The flat look is amply demonstrated by the slightly diffuse transfer that does not quite show the full detail that we would expect of something recorded in the last five years. There are the occasional lapses in focus, which don't exactly help matters enormously. The overall result is something that lacks just a little in the depth of field. Shadow detail is not much of an issue here, whilst clarity is hampered somewhat by the presence of consistent minor grain. It is nothing really ugly, but just enough to make your eyes gravitate to it. There are no problems with low level noise in the transfer.

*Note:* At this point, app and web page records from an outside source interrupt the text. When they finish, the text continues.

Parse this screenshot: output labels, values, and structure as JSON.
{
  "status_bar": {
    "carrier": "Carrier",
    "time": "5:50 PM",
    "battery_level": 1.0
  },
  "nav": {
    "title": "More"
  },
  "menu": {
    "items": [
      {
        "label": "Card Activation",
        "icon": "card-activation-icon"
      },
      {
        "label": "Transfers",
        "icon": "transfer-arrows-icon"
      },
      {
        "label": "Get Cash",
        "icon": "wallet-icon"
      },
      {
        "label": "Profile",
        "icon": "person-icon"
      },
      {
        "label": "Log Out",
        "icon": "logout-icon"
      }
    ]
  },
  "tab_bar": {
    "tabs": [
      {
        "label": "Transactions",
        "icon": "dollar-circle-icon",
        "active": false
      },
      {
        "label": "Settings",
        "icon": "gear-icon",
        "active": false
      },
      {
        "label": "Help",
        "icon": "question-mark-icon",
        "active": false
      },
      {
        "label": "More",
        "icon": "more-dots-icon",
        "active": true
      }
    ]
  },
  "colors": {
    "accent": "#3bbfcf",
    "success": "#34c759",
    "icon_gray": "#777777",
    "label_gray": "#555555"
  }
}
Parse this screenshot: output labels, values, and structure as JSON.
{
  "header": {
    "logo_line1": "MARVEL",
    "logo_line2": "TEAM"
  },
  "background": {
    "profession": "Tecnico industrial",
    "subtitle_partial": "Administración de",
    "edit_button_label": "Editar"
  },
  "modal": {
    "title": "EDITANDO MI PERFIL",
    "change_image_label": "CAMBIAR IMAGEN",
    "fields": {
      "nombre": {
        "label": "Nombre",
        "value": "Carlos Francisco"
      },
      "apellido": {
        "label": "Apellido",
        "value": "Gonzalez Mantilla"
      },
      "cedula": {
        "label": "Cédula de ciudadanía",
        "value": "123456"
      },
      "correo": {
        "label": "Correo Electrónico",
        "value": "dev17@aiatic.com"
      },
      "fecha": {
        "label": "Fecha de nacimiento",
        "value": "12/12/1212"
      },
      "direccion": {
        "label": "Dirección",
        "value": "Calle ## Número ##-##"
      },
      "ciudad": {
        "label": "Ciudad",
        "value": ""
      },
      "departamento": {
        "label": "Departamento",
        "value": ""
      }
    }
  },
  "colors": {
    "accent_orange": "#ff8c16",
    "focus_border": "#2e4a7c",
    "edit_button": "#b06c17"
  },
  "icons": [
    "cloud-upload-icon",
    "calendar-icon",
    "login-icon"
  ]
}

The colour palette is also just a little flat, lacking a little in saturation. This is again quite similar to other transfers seen from this era. It is nothing close to being a vibrant transfer, but after allowing for the lack of saturation the result is reasonably natural looking. Oversaturation is not an issue here, and nor are there any problems with colour bleed at all.

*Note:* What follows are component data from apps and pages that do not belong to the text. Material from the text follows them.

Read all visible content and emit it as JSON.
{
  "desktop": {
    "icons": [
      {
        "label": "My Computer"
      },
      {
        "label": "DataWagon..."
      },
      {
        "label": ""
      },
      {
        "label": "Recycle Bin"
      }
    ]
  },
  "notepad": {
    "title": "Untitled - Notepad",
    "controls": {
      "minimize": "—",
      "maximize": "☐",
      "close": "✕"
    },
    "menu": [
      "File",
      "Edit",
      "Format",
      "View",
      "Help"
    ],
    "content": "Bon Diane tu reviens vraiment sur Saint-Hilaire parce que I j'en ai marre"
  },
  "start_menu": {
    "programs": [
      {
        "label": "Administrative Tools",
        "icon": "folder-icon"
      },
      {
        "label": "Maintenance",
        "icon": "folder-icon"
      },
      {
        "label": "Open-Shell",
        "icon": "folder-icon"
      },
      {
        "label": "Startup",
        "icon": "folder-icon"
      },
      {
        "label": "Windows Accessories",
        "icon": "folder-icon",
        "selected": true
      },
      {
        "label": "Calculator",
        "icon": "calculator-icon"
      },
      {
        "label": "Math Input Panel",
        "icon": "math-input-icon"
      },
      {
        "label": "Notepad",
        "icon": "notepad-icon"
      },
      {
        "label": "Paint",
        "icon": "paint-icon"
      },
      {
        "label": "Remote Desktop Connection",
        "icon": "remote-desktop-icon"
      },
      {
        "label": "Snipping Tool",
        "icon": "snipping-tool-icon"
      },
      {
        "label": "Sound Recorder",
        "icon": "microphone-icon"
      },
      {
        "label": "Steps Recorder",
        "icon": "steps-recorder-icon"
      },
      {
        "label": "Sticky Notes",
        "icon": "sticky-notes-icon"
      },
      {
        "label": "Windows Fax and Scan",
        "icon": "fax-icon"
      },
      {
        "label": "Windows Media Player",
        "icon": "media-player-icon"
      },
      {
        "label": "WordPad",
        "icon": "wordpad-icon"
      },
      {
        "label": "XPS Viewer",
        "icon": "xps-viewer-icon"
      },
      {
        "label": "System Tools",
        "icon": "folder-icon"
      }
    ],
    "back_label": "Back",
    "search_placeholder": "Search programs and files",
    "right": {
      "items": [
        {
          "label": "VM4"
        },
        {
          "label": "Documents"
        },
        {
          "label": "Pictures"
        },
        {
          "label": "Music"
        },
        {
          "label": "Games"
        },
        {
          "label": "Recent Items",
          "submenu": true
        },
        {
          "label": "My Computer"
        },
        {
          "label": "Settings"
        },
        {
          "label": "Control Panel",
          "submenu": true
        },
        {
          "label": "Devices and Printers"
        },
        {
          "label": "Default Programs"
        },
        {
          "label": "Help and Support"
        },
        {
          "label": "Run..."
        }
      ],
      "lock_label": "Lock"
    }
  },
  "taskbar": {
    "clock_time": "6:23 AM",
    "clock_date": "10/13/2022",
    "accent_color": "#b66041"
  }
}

There did not appear to be any significant MPEG artefacts
in the transfer. There are just a few odd indications of aliasing here
and there, most notably around 66:13
during an upward and then downward pan shot. There are no real film artefacts
present in the transfer.
The music comes up pretty well in the transfer and is quite clear. Obviously with this being a ballet programme, audio sync is not something that has to be considered.
The music, composed by Ferdinand Hérold and arranged by John Lanchbery, is mostly very good indeed: plenty of good tunes are dotted throughout the score, and this really helps to keep the interest level up a lot.
This is yet another Dolby Digital 2.0 soundtrack
that really does not have much wrong with it. It is quite a clear-sounding
effort, although a bit more clarity would not have gone astray, and it
has no indications of distortions or other blemishes. There is nothing
in the way of surround and bass channel use at all. The overall sound is
just a little bit too central but this is perhaps to be expected in a soundtrack
of this nature.
|Surround Channel Use|
© Ian Morris (have
a laugh, check out the bio)
10th June, 2001.
|DVD||Pioneer DV-515; S-video output|
|Display||Sony Trinitron Wega 80cm. Calibrated with the NTSC DVD version of Video Essentials.|
|Audio Decoder||Built in|
|Amplification||Yamaha RXV-795. Calibrated with the NTSC DVD version of Video Essentials.|
|Speakers||Energy Speakers: centre EXLC; left and right C-2; rears EXLR; and subwoofer ES-12XL|